A new coalition of independent concert venues from across the country has issued a letter to Congress asking legislators for further assistance to cushion the blow they’ve faced as live music has shuttered in the wake of the ongoing COVID-19 pandemic.
The National Independent Venue Association, made up of more than 800 prominent venues including the Troubadour in Los Angeles, the 9:30 Club in Washington, D.C., World Cafe Live in Philadelphia, and the Hammerstein Ballroom in New York, was founded last week in light of venues’ ongoing need for assistance while their businesses remain closed.
“Our passionate and fiercely independent operators are not ones to ask for handouts,” Dayna Frank, NIVA Board President and owner of First Avenue in Minneapolis, said in a statement issued to Rolling Stone. “But because of our unprecedented, tenuous position, for the first time in history, there is legitimate fear for our collective existence.”
The letter, issued to Speaker of the House Nancy Pelosi, Senate Majority Leader Mitch McConnell, Senate Democratic leader Chuck Schumer, and House Minority Leader Kevin McCarthy on Wednesday, details requests and recommendations based on struggles that have been particularly challenging for concert venues, where closing their doors has cut into virtually all of their revenue.
NIVA asked to ensure that the Small Business Administration’s Paycheck Protection Program offer more help for businesses like theirs that are completely shut down and which put them in the greatest need, the association said. Potential revisions would include increasing the program’s loan cap and extending the program until all the affected businesses can resume operations at full capacity.
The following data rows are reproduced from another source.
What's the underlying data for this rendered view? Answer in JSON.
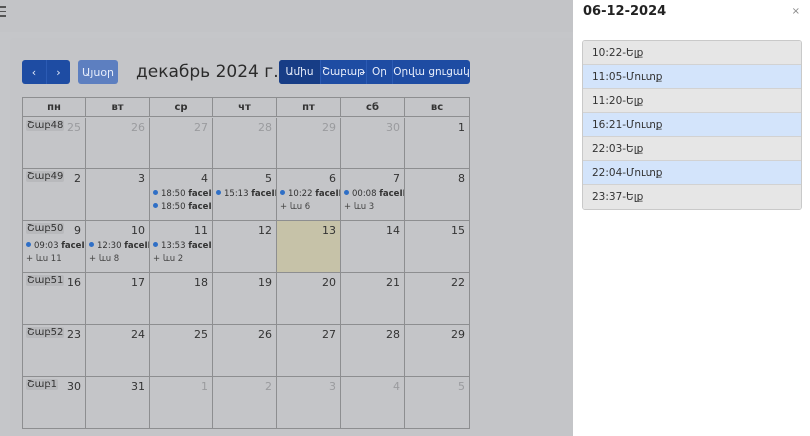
{
  "toolbar": {
    "prev_icon": "chevron-left-icon",
    "next_icon": "chevron-right-icon",
    "prev_glyph": "‹",
    "next_glyph": "›",
    "today_label": "Այսօր",
    "title": "декабрь 2024 г.",
    "views": [
      "Ամիս",
      "Շաբաթ",
      "Օր",
      "Օրվա ցուցակ"
    ],
    "active_view": "Ամիս"
  },
  "calendar": {
    "weekdays": [
      "пн",
      "вт",
      "ср",
      "чт",
      "пт",
      "сб",
      "вс"
    ],
    "weeks": [
      {
        "label": "Շաբ48",
        "days": [
          {
            "n": "25",
            "other": true
          },
          {
            "n": "26",
            "other": true
          },
          {
            "n": "27",
            "other": true
          },
          {
            "n": "28",
            "other": true
          },
          {
            "n": "29",
            "other": true
          },
          {
            "n": "30",
            "other": true
          },
          {
            "n": "1"
          }
        ]
      },
      {
        "label": "Շաբ49",
        "days": [
          {
            "n": "2"
          },
          {
            "n": "3"
          },
          {
            "n": "4",
            "events": [
              {
                "time": "18:50",
                "title": "faceID"
              },
              {
                "time": "18:50",
                "title": "faceID"
              }
            ]
          },
          {
            "n": "5",
            "events": [
              {
                "time": "15:13",
                "title": "faceID"
              }
            ]
          },
          {
            "n": "6",
            "events": [
              {
                "time": "10:22",
                "title": "faceID"
              }
            ],
            "more": "+ ևս 6"
          },
          {
            "n": "7",
            "events": [
              {
                "time": "00:08",
                "title": "faceID"
              }
            ],
            "more": "+ ևս 3"
          },
          {
            "n": "8"
          }
        ]
      },
      {
        "label": "Շաբ50",
        "days": [
          {
            "n": "9",
            "events": [
              {
                "time": "09:03",
                "title": "faceID"
              }
            ],
            "more": "+ ևս 11"
          },
          {
            "n": "10",
            "events": [
              {
                "time": "12:30",
                "title": "faceID"
              }
            ],
            "more": "+ ևս 8"
          },
          {
            "n": "11",
            "events": [
              {
                "time": "13:53",
                "title": "faceID"
              }
            ],
            "more": "+ ևս 2"
          },
          {
            "n": "12"
          },
          {
            "n": "13",
            "today": true
          },
          {
            "n": "14"
          },
          {
            "n": "15"
          }
        ]
      },
      {
        "label": "Շաբ51",
        "days": [
          {
            "n": "16"
          },
          {
            "n": "17"
          },
          {
            "n": "18"
          },
          {
            "n": "19"
          },
          {
            "n": "20"
          },
          {
            "n": "21"
          },
          {
            "n": "22"
          }
        ]
      },
      {
        "label": "Շաբ52",
        "days": [
          {
            "n": "23"
          },
          {
            "n": "24"
          },
          {
            "n": "25"
          },
          {
            "n": "26"
          },
          {
            "n": "27"
          },
          {
            "n": "28"
          },
          {
            "n": "29"
          }
        ]
      },
      {
        "label": "Շաբ1",
        "days": [
          {
            "n": "30"
          },
          {
            "n": "31"
          },
          {
            "n": "1",
            "other": true
          },
          {
            "n": "2",
            "other": true
          },
          {
            "n": "3",
            "other": true
          },
          {
            "n": "4",
            "other": true
          },
          {
            "n": "5",
            "other": true
          }
        ]
      }
    ]
  },
  "panel": {
    "title": "06-12-2024",
    "close_icon": "close-icon",
    "close_glyph": "×",
    "items": [
      {
        "label": "10:22-Ելք",
        "kind": "exit"
      },
      {
        "label": "11:05-Մուտք",
        "kind": "entry"
      },
      {
        "label": "11:20-Ելք",
        "kind": "exit"
      },
      {
        "label": "16:21-Մուտք",
        "kind": "entry"
      },
      {
        "label": "22:03-Ելք",
        "kind": "exit"
      },
      {
        "label": "22:04-Մուտք",
        "kind": "entry"
      },
      {
        "label": "23:37-Ելք",
        "kind": "exit"
      }
    ]
  },
  "colors": {
    "primary": "#1e4ca3",
    "entry_bg": "#d3e4fb",
    "exit_bg": "#e6e6e6",
    "today_bg": "#c6c2a8",
    "event_dot": "#2f6fc6"
  }
}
“Our businesses were among the first to close as COVID-19 spread across the country and, unfortunately, are also likely to be among the last to reopen,” the letter said. “Recently, leaders in both California and New York expressed skepticism about the return of concerts and live events until at least 2021, which means that in order to protect lives, our employees and artists may remain without jobs and we may be without revenue for an entire year or more.”
Other requests include establishing a business recovery grant fund for concert venues and other shuttered businesses, granting various forms of tax relief, and continuing unemployment insurance for contract workers and artists who typically wouldn’t get such protections. NIVA also called on government officials to put more resources toward virus testing and treatments and vaccination, and to create guidelines to help safely reinstate mass gatherings as part of the eventual reopening process. According to NIVA, its concert venues contribute a total of $10 billion to their local economies each year.
“The cultural impact of our venues on our local communities is priceless. We are the steadfast incubators and launch pads for the most popular talent in the world. Our stages give artists like Adele, U2, Keith Urban, Prince, Lizzo, the Eagles, Wu-Tang Clan, and Foo Fighters their start,” the letter said. “The world could be without the next Lady Gaga, Kenny Chesney, Chance the Rapper, or Bruce Springsteen if we cease to exist. Independent venues and promoters are crucial components of the music industry’s ecosystem, without whom there will be dire ramifications for artists as fan spending plummets.”
NIVA’s appeal to Congress is the latest from music-industry members; before the federal government passed the $2 trillion coronavirus aid program, various music and entertainment companies signed a joint letter asking for financial relief.
National Independent Venue Association – Letter to Congress